Remember how my very persuasive friend convinced me to sign up for the SF half marathon?
Since I shared my accidental marathon plans, I’ve been in a constant state of denial that it was really going to happen. Every once in a while—at completely inconvenient moments, of course—I’d remember the looming date and think, “huh. I should really look up a marathon training plan and start preparing for this run.” The thought would occur to me as I brushed my teeth before bed, or while I sat on the Bay Bridge in traffic.
The day before the marathon, I realized it was the day before the marathon, and I hadn’t taken a single step toward getting ready for it. I hadn’t gone running in the last few months, except the day my dog died. I was so unprepared, in fact, that I completely missed packet pickup. (I blame the meetings, meetings, meetings). I was literally in meetings the entire time the race expo was open. LITERALLY. But it didn’t occur to me until too late that I could have asked my friend to pick up my bib for me.
I decided to show up anyway. I reasoned that the worst that could happen was that I’d have to brunch bib-less. If I got stuck mid-course, well, hell, I would be in the middle of San Francisco. Surely there’d be a cab I could call to carry me away to safety.
So I decided to be game. And show up, and just see what happened.
Shockingly, I found myself enjoying the first few miles—conveniently, the only flat miles in the course). I finally understood how racing with thousands of other people might be appealing: I really liked being out there, and feeling like I was part of something.
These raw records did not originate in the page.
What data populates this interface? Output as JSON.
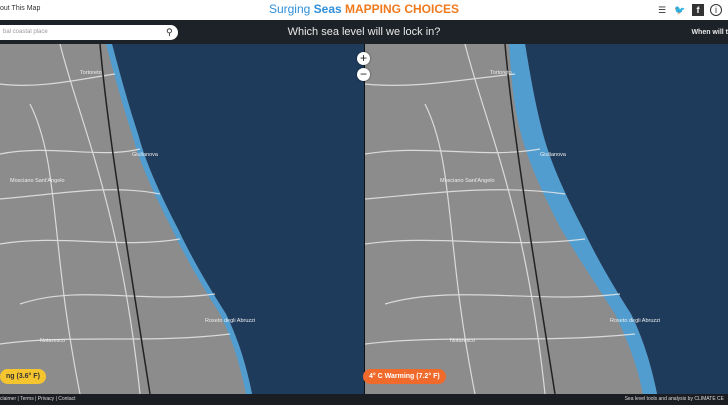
{
  "header": {
    "about_label": "out This Map",
    "brand_part1": "Surging ",
    "brand_part2": "Seas ",
    "brand_part3": "MAPPING CHOICES"
  },
  "search": {
    "placeholder": "bal coastal place"
  },
  "question": "Which sea level will we lock in?",
  "when_label": "When will t",
  "zoom": {
    "in": "+",
    "out": "−"
  },
  "left_map": {
    "warming_label": "ng (3.6° F)",
    "warming_color": "#f5c530"
  },
  "right_map": {
    "warming_label": "4° C Warming (7.2° F)",
    "warming_color": "#f06a2b"
  },
  "places": [
    "Tortoreto",
    "Giulianova",
    "Mosciano Sant'Angelo",
    "Roseto degli Abruzzi",
    "Notaresco"
  ],
  "footer": {
    "links": "claimer | Terms | Privacy | Contact",
    "credit": "Sea level tools and analysis by CLIMATE CE"
  },
  "colors": {
    "land": "#8c8c8c",
    "sea": "#1f3b5c",
    "flood": "#4a9fd6"
  }
}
Also, it’s so nice to be in a pack that’s running more or less your pace. I felt so much less turtle-like than I usually do.
The absolute best part, though, was when I saw a stranger fly by me…wearing sweat pink shoelaces.
At that point, I started thinking, hell, why don’t I just run this whole damn thing? This feels pretty good.
My hips gave out. Like, liquified. Only they were also on fire. At mile 9, I told my friend that I didn’t have four more miles in me, and we started looking for a cab. But those opportunistic cabbies who had been hanging out along the Embarcadero waiting for early drop-outs were nowhere to be found.
I’m so grateful to my friend for staying back with me while I hobbled through the next couple of miles. Without her, I would have sat by the side of the road until the second coming. Or a taxi. Whichever came first.
By the time we reached mile 11, I decided that enough was enough. I was going to finish the stupid race, one gimpy step at a time. We pushed each other and talked smack and told stories for the next two miles, until finally, gloriously, we forced ourselves to limp-jog across the finish line.
Our running buddies (who are actual runners, and finished far, far earlier than we did), both mentioned that the hills were far worse than they had expected. (They’re both from out of town). Those comments gave me a small surge of pride: I may have straggled in long after they did, but it wasn’t the hills that did me in. Sure, I may have shouted obscenities at the rolling terrain in miles 12-13, but even then I remember feeling relieved that, as far as SF hills go, they weren’t all that bad. It’s not like we climbed twin peaks or had to power our way up Divisadero from the marina.
Will there be a next time? I’m not closing that possibility off. But I will say that should next time happen, I’ll try to run a little before race day. And I’ll definitely do it with a friend.